By Brian Ferguson

Differences in the prices of prescription drugs between Canada and the united States have been a hot topic in the news in recent months, even intruding into the American Presidential election.  Part of the reason for the difference is simply the exchange rate, and the most likely explanation for the remainder is the fact that Canada and the United States are separate markets.

It’s not uncommon for the same good to be priced differently in different markets:  prices tend to be lower in lower income countries, for example, and Canadian incomes are lower then American incomes.

Maintaining the price difference requires that the market separation be maintained, and until now the American Food and Drug Administration has done Canadians the favour of keeping the two markets separate by preventing  Americans from re-importing drugs from Canada.

If, as many states are demanding, re-importation becomes legal, Canadian consumers of prescription drugs are not going to be happy with the outcome.

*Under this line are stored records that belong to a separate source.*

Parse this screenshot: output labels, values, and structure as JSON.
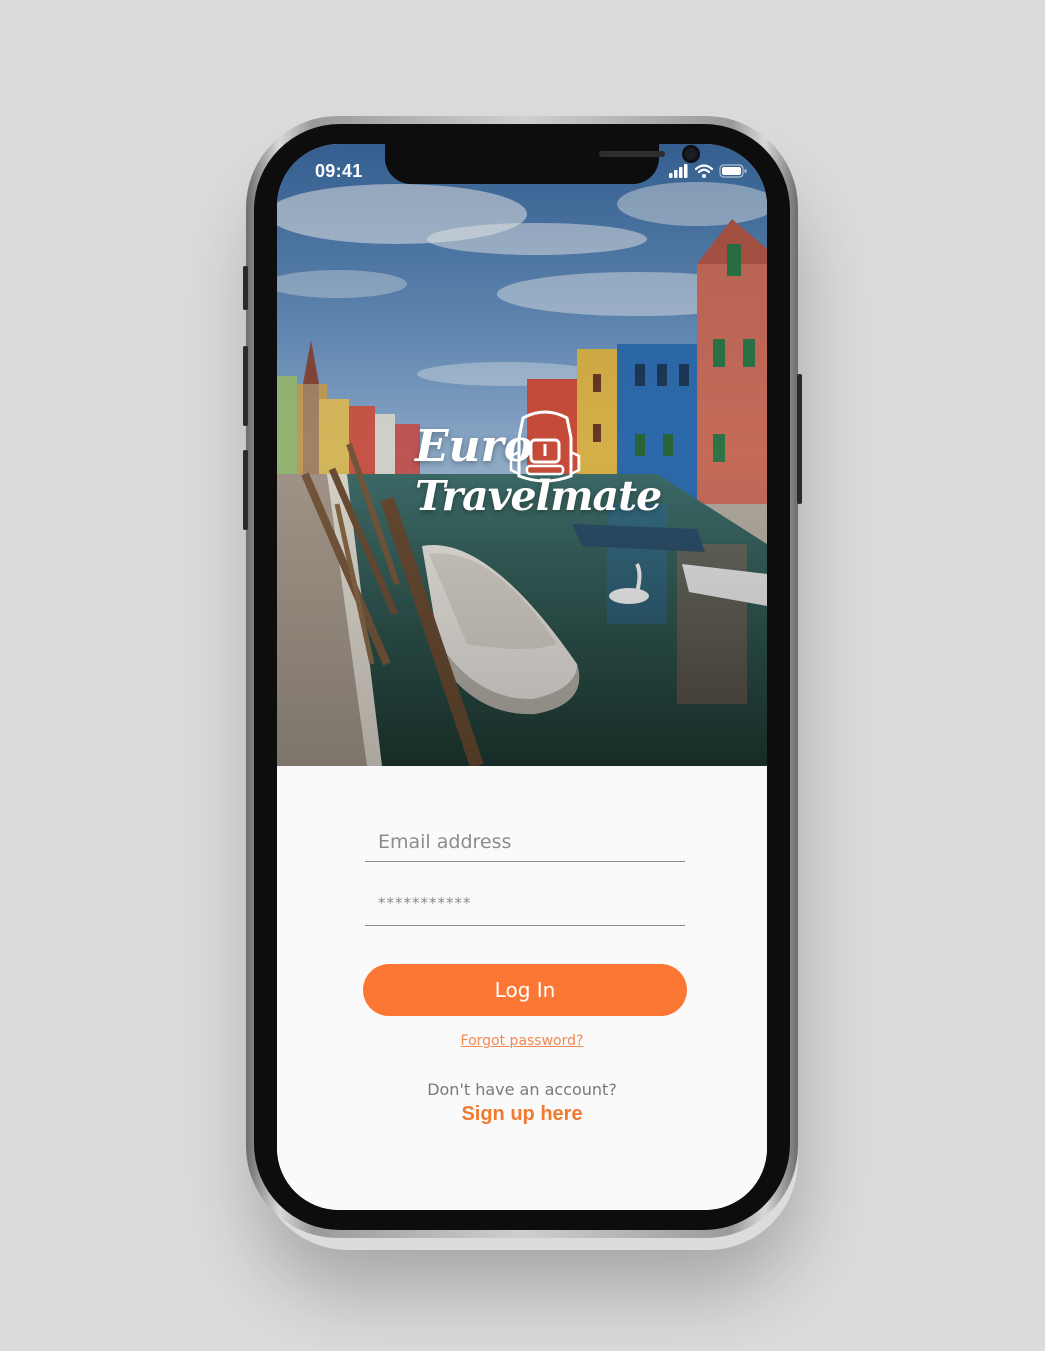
{
  "status_bar": {
    "time": "09:41",
    "icons": [
      "signal-icon",
      "wifi-icon",
      "battery-icon"
    ]
  },
  "hero": {
    "logo_line1": "Euro",
    "logo_line2": "Travelmate",
    "logo_icon": "backpack-icon"
  },
  "login_form": {
    "email_placeholder": "Email address",
    "password_placeholder": "***********",
    "login_button": "Log In",
    "forgot_password": "Forgot password?",
    "no_account_text": "Don't have an account?",
    "signup_link": "Sign up here"
  },
  "colors": {
    "accent": "#fd7734",
    "background": "#dcdcdc",
    "form_background": "#fafafa"
  }
}
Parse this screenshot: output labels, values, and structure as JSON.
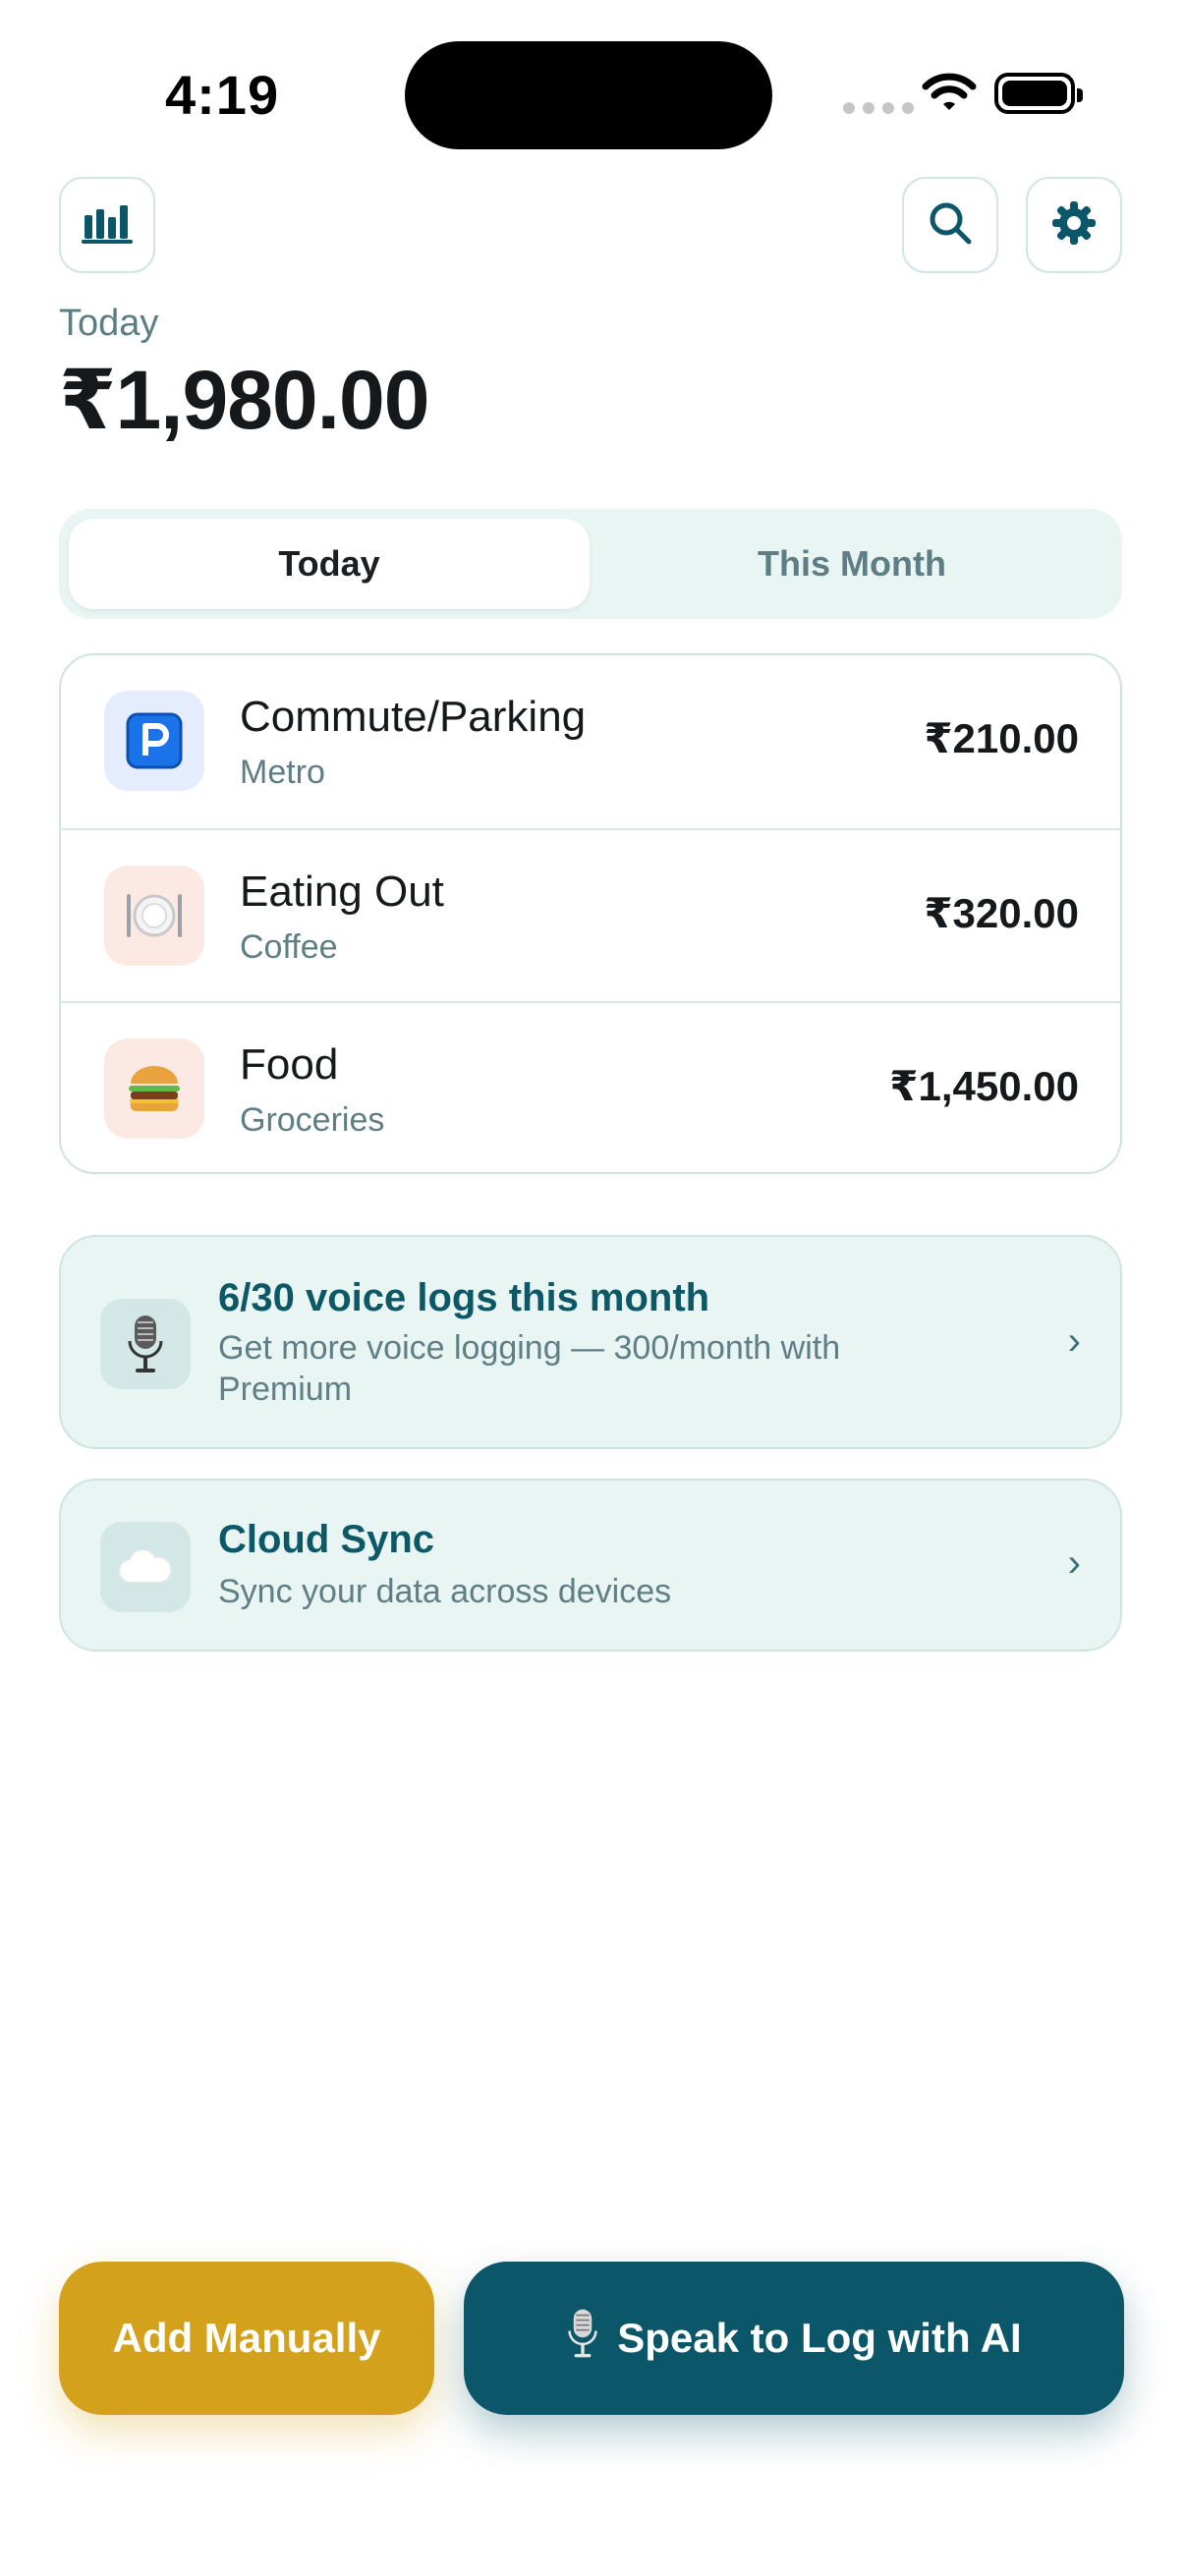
{
  "status_bar": {
    "time": "4:19"
  },
  "header": {
    "period_label": "Today",
    "total_amount": "₹1,980.00"
  },
  "tabs": [
    {
      "label": "Today",
      "selected": true
    },
    {
      "label": "This Month",
      "selected": false
    }
  ],
  "expenses": [
    {
      "title": "Commute/Parking",
      "subtitle": "Metro",
      "amount": "₹210.00",
      "icon": "parking-icon",
      "icon_bg": "#e4ecfd"
    },
    {
      "title": "Eating Out",
      "subtitle": "Coffee",
      "amount": "₹320.00",
      "icon": "plate-cutlery-icon",
      "icon_bg": "#fde9e3"
    },
    {
      "title": "Food",
      "subtitle": "Groceries",
      "amount": "₹1,450.00",
      "icon": "burger-icon",
      "icon_bg": "#fde9e3"
    }
  ],
  "voice_promo": {
    "title": "6/30 voice logs this month",
    "subtitle": "Get more voice logging — 300/month with Premium",
    "icon": "microphone-icon"
  },
  "cloud_promo": {
    "title": "Cloud Sync",
    "subtitle": "Sync your data across devices",
    "icon": "cloud-icon"
  },
  "actions": {
    "manual_label": "Add Manually",
    "ai_label": "Speak to Log with AI"
  },
  "colors": {
    "primary": "#0b5669",
    "accent": "#d4a11c",
    "tint_bg": "#e8f5f2"
  }
}
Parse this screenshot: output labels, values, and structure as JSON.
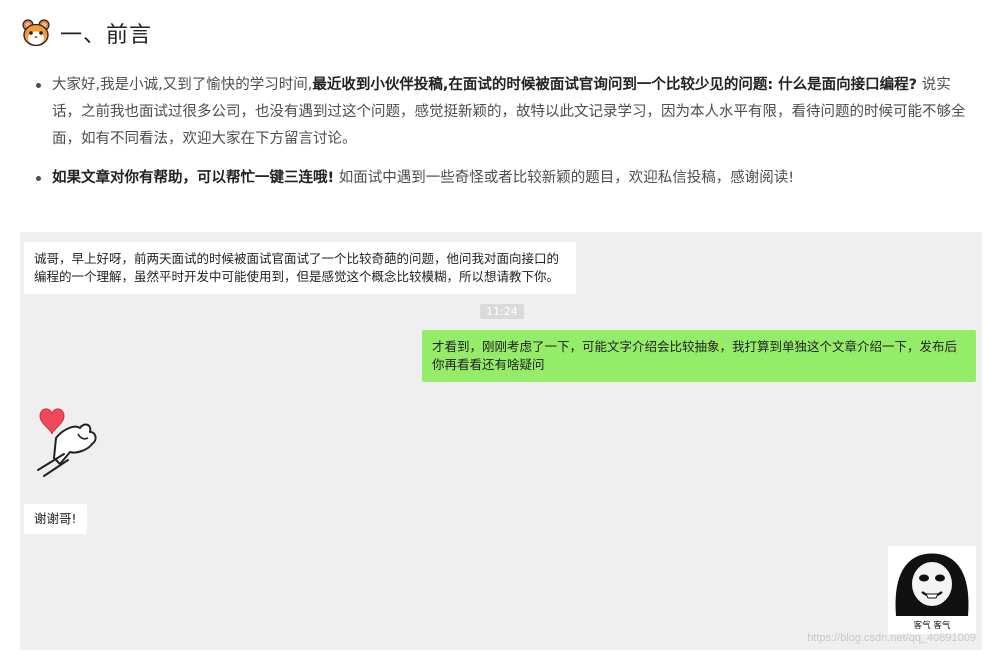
{
  "section": {
    "icon": "hamster-emoji-icon",
    "title": "一、前言"
  },
  "bullets": {
    "item1": {
      "plain1": "大家好,我是小诚,又到了愉快的学习时间,",
      "bold": "最近收到小伙伴投稿,在面试的时候被面试官询问到一个比较少见的问题: 什么是面向接口编程?",
      "plain2": " 说实话，之前我也面试过很多公司，也没有遇到过这个问题，感觉挺新颖的，故特以此文记录学习，因为本人水平有限，看待问题的时候可能不够全面，如有不同看法，欢迎大家在下方留言讨论。"
    },
    "item2": {
      "bold": "如果文章对你有帮助，可以帮忙一键三连哦!",
      "plain": " 如面试中遇到一些奇怪或者比较新颖的题目，欢迎私信投稿，感谢阅读!"
    }
  },
  "chat": {
    "msg1": "诚哥，早上好呀，前两天面试的时候被面试官面试了一个比较奇葩的问题，他问我对面向接口的编程的一个理解，虽然平时开发中可能使用到，但是感觉这个概念比较模糊，所以想请教下你。",
    "time": "11:24",
    "msg2": "才看到，刚刚考虑了一下，可能文字介绍会比较抽象，我打算到单独这个文章介绍一下，发布后你再看看还有啥疑问",
    "sticker1": "heart-hand-sticker",
    "msg3": "谢谢哥!",
    "sticker2": "panda-face-sticker",
    "sticker2_caption": "客气 客气",
    "watermark": "https://blog.csdn.net/qq_40891009"
  },
  "colors": {
    "chat_bg": "#efefef",
    "bubble_right": "#95ec69",
    "bubble_left": "#ffffff"
  }
}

The most likely outcome is that our market will be swallowed by theirs. When that happens, one of two outcomes will follow:  either Canadian drug prices will rise to U.S. levels or, if the Canadian government manages to prevent that, American pharmaceutical companies will restrict their shipments to Canada.  In that case, each pill re-imported into the U.S. will be a pill which is not available for a Canadian consumer to take.  In either case, we lose.

To learn more about this issue, read the full commentary.